Mar 01 2021 07:00 AM | E-Ray in Articles
In the fall of 1609 Galileo began studying the Moon with his spyglass and he would sketch the features he saw. We need to understand that the magnification of his spyglass by this time was around 21x and it had a very narrow field of view such that he could only see about half the width of the Moon. His telescope was also rather long at about a meter (39.4”) so it must have been very difficult for Galileo to track the Moon with his makeshift tripod.
Jan 24 2021 12:53 PM | E-Ray in Articles
Last month I wrote in Part 1 about Galileo’s discovery that the wandering star, Jupiter, was a planet that had four moons. Recall that my motivation was reading the book Discoveries and Opinions of Galileo published in 1957 by Stillman Drake, a Canadian historian and authority on the complete works on Galileo. This article will cover Galileo’s observations of sunspots which got him into hot water with the Roman Catholic Church in 1616.
Jan 24 2021 12:31 PM | Gork in Articles
This question eventually surfaces on just about every mount found in the low to medium range. If you pay $6,000 for a mount it has probably been tuned during manufacturing. For a mount like the AVX what you get is an assembled piece of machinery that is simply bolted, snapped, or screwed together and never really tested or adjusted for fine operation.
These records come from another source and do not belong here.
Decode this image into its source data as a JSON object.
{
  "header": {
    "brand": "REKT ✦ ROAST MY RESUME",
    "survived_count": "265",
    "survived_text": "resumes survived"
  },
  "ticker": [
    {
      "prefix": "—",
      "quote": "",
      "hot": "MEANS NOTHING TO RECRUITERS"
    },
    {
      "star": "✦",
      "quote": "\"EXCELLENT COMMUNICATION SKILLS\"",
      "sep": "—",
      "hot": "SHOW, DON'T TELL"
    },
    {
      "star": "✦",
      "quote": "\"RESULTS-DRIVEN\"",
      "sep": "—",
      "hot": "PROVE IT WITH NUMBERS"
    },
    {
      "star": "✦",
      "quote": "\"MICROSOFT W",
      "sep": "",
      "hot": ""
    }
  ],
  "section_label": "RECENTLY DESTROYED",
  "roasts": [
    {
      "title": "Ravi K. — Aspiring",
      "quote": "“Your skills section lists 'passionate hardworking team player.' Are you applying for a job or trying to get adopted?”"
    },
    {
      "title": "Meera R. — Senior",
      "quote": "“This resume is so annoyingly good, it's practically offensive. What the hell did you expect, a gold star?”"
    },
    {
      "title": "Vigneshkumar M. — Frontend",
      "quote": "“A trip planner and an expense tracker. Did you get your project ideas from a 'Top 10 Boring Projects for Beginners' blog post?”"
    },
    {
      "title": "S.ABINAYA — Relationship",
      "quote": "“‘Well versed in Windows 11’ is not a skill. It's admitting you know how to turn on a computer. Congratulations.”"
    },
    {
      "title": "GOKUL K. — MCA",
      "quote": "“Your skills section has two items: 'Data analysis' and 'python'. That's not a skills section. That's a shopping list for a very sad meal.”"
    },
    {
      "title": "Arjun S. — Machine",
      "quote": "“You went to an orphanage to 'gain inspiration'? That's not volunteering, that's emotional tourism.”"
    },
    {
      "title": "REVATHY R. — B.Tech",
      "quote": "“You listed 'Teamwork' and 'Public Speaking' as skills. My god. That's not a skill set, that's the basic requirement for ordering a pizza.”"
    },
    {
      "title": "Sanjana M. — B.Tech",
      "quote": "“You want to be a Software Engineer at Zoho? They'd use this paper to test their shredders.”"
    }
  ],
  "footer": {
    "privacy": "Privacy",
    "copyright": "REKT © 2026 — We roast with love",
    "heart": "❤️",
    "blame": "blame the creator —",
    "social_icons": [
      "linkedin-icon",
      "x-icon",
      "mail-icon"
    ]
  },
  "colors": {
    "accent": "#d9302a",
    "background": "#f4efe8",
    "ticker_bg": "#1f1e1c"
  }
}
That is why your mount is usually stiff or tight. I recently bought a new Advanced VX mount as a part of my down-sizing program.
Jan 01 2021 07:00 AM | the Elf in Articles
It is often recommended to modify DSLR's for deep sky photography. It may be one of the first topics a beginner comes across and sometimes the recommendation sounds like modding is an absolute necessity. There are good reasons not to do it, for example the camera is used for daytime photography as well or the budget does not allow either to have an existing camera modified or get a modified one. I don't want to go deeper into it. I'm also not opposed to modified cameras. I just would like to show what can be done with an unmodded relatively low priced DSLR if modding is not an option.
Nov 15 2020 01:30 PM | Gork in Articles
Back in my days as a Quality/Reliability Engineer, we had a motto by which we lived; “Good, cheap, easy……Pick any two”. For this project I chose cheap and easy. I would keep my computer, cameras, and accessories in my den when not in use, and the mount and telescope could stay, semi-permanently situated outside. The search began. Who in the world makes a portable or temporary structure large enough to provide security for a 10” f/4 newtonian riding on a Celestron CGX mount?